My colleague Mary Ann Zehr has done a great job keeping tabs on Illinois’ new rules for bilingual preschoolers, which require schools to screen their youngest students to determine whether they have limited English proficiency, and mandate that public schools with large numbers of bilingual pre-K students hire teachers with bilingual certification to serve them.
I thought readers might be interested in some on-the-ground context for these rules in Chicago.
Last week, I spoke with two principals whose schools serve large numbers of Latino bilingual students. One school, Chavez Elementary (my neighborhood school), uses the district’s transitional bilingual program. The other, Telpochcalli, is a dual-language elementary serving Chicago’s Little Village neighborhood.
Though the schools deal with language differently, they face some similar challenges. Both say only about half their entering kindergartners attend any pre-K program, even though Illinois was the first state to fund universal preschool. Telpochcalli does not offer pre-K; Chavez does, serving about 80 students (it has a waiting list), and the teachers already have bilingual certification.
Chavez Principal Barton Dassinger was comfortable with the new rules. His biggest challenge will be helping his older students meet the district’s new bar to exit the bilingual program. Only 13 of his students exited last spring; under the old test-score cutoff, it would have been 60. “More students will be staying in transitional bilingual longer, or we’ll need to make a big change in how we’re addressing their needs,” he said.
Telpochcalli Principal Tamara Witzl welcomed the new rules as an affirmation of the importance of supporting young students’ home language while introducing English. “It makes no sense to be pushing English” exclusively at such a young age, especially when the program’s day is less than three hours. “The bulk of that day needs to be in their home language so they can develop cognitively.”
Witzl would like to see more district schools opt for full-blown dual-language programs like hers.
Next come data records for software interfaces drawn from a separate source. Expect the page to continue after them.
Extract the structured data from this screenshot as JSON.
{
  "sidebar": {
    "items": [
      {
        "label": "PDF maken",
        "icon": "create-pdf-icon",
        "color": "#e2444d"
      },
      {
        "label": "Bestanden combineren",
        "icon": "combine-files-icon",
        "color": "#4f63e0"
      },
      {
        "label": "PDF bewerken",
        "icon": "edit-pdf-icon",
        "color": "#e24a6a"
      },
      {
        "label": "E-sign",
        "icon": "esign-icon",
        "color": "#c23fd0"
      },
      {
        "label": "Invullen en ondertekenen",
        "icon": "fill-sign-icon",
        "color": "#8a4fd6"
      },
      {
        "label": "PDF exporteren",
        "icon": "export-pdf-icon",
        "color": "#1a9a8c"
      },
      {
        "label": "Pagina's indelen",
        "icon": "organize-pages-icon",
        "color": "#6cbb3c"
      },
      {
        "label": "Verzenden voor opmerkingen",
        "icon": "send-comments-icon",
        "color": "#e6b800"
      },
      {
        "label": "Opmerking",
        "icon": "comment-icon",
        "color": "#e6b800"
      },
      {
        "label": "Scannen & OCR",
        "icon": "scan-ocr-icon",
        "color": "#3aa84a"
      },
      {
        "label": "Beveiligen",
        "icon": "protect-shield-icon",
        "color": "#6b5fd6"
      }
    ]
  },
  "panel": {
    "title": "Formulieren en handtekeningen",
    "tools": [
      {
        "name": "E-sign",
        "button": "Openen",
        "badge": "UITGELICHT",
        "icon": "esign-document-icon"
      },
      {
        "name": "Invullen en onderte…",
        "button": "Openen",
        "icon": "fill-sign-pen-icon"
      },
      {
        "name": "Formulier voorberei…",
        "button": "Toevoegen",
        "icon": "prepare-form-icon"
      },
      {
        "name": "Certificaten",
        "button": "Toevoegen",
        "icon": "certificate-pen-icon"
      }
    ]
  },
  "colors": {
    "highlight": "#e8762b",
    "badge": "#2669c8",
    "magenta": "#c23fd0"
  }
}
However, Dassinger warns that in a district where transitional bilingual is the norm and schools face high mobility, it’s tough to implement. Dual-language programs usually map their curriculum over time by language, making it tough on kids to shift in and out of the school. In 2009-10, Chavez had a mobility rate of 18 percent. “You can’t have that many kids coming and going. It destroys the whole idea,” Dassinger says.
A version of this news article first appeared in the Early Years blog.